This whole book is yearning, yearning, yearning, sincerity in city-dirty fists, an odyssey that starts in Boston and derails to a large estate in Pennsylvania and hangs out in all the places you wish you’d been with all the people you wish you’d known in New York City– Patti Smith, an apartment in Soho “full of sluts” and Debbie Harry, St. Mark’s Poetry Project, Kathy Acker, Nan Goldin. She went to New York to be a writer. So did I, but I thought admitting it would sound egotistical, wanting to be extraordinary.
There’s a lot I love about Inferno: as a person, a lesbo, a woman, a former New Yorker, etc. But the main thing I took away from Inferno, which I read for the first time a year ago, was that it’s okay to feel this way, content to be living and writing in that spot between sex and sadness. Being a writer. Being full of it. Being female. Having style like Eileen Myles.

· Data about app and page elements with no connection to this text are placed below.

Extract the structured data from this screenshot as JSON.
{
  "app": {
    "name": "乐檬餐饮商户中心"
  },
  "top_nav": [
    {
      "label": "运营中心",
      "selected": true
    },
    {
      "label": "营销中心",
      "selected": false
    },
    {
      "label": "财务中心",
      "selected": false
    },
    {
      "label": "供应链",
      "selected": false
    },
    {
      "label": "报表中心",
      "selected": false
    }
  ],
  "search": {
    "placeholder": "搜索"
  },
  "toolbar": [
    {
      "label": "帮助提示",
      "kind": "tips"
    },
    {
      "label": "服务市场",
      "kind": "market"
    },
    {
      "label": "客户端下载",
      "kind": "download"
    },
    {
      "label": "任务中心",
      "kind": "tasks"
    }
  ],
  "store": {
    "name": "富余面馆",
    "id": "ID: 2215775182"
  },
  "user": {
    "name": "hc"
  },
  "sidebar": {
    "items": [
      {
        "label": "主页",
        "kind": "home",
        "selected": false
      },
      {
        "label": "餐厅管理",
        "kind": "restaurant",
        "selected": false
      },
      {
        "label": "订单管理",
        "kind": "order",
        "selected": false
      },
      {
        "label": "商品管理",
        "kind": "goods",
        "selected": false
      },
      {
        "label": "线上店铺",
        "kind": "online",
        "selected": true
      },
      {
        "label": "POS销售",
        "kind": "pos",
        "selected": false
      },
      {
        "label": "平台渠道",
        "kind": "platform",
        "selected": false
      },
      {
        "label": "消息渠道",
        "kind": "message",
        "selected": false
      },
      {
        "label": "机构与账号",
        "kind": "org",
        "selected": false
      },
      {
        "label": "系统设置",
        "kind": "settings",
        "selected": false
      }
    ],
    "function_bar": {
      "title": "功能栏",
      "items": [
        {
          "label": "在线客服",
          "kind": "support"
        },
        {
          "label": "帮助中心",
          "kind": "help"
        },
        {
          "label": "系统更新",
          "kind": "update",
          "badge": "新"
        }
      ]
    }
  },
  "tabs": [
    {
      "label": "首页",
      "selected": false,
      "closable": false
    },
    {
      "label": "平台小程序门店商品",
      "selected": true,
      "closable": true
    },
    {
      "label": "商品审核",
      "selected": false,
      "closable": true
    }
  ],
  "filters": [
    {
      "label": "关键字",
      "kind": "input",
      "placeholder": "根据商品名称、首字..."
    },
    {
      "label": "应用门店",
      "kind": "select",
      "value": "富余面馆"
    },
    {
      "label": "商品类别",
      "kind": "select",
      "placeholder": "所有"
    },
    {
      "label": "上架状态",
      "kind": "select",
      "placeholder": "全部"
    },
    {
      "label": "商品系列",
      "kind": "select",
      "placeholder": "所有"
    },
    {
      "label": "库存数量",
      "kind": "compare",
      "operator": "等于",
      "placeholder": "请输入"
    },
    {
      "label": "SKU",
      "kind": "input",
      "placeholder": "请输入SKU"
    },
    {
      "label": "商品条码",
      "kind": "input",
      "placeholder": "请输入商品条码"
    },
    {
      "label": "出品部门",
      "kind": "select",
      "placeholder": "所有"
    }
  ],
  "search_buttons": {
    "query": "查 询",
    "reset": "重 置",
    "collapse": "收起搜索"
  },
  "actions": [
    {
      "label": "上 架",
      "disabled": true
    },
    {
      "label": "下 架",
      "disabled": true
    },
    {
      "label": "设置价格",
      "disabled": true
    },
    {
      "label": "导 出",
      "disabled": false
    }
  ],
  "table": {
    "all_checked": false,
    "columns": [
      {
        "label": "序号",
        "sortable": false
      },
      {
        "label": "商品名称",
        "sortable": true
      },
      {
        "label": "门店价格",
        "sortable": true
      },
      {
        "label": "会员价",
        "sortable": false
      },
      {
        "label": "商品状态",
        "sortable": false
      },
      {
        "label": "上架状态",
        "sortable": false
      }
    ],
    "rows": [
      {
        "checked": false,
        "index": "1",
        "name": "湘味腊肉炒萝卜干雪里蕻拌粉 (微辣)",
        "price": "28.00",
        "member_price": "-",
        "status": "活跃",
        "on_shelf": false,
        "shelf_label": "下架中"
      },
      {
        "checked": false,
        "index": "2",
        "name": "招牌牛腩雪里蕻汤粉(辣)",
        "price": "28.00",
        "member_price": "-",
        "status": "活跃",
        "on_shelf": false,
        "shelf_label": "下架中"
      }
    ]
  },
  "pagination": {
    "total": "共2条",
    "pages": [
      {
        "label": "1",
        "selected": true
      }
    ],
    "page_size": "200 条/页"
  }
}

How do I take myself seriously enough to say, “I am a writer, everything is a grant” without hearing everyone laugh at me, the entitled/lazy/stupid brat. How do I read my poem to the room without feeling like I should apologize afterward. As a woman, as a queer, as a writer, how do I stop worrying about what other people think and publish words like these: “no one asked me to have a life like this, to be a poet. It was my idea.” Having her style is being hardened and sincere all at once, bathing in motor oil and rinsing off in a glass shower. It is riding Don Quixote’s donkey. Yee-haw.
Several hours later I am still lying there in my Eileen Myles t-shirt in the Palm Springs Emergency Room. I’ve been resuscitated. I owe them something like $7,000, which seems obnoxious. Their tests were inconclusive. Maybe it was dehydration? They gave me a pamphlet about fainting spells. Did I want a brain scan? I couldn’t afford it. Was I employed? I was not. They’d send me some papers so I could ask the government to foot the bill. Sure.
I’m tangled up in all my imagined probable causes, each one eternally possible and impossible. What was I being punished for? I’d never know.
So we went back to the quiet hotel room and I got into bed in my Eileen Myles t-shirt and my underpants. Everyone was sleeping and I felt like a deer.
“It would be embarrassing behavior if the person was real,” writes Eileen Myles. “But he wasn’t. He was a writer.”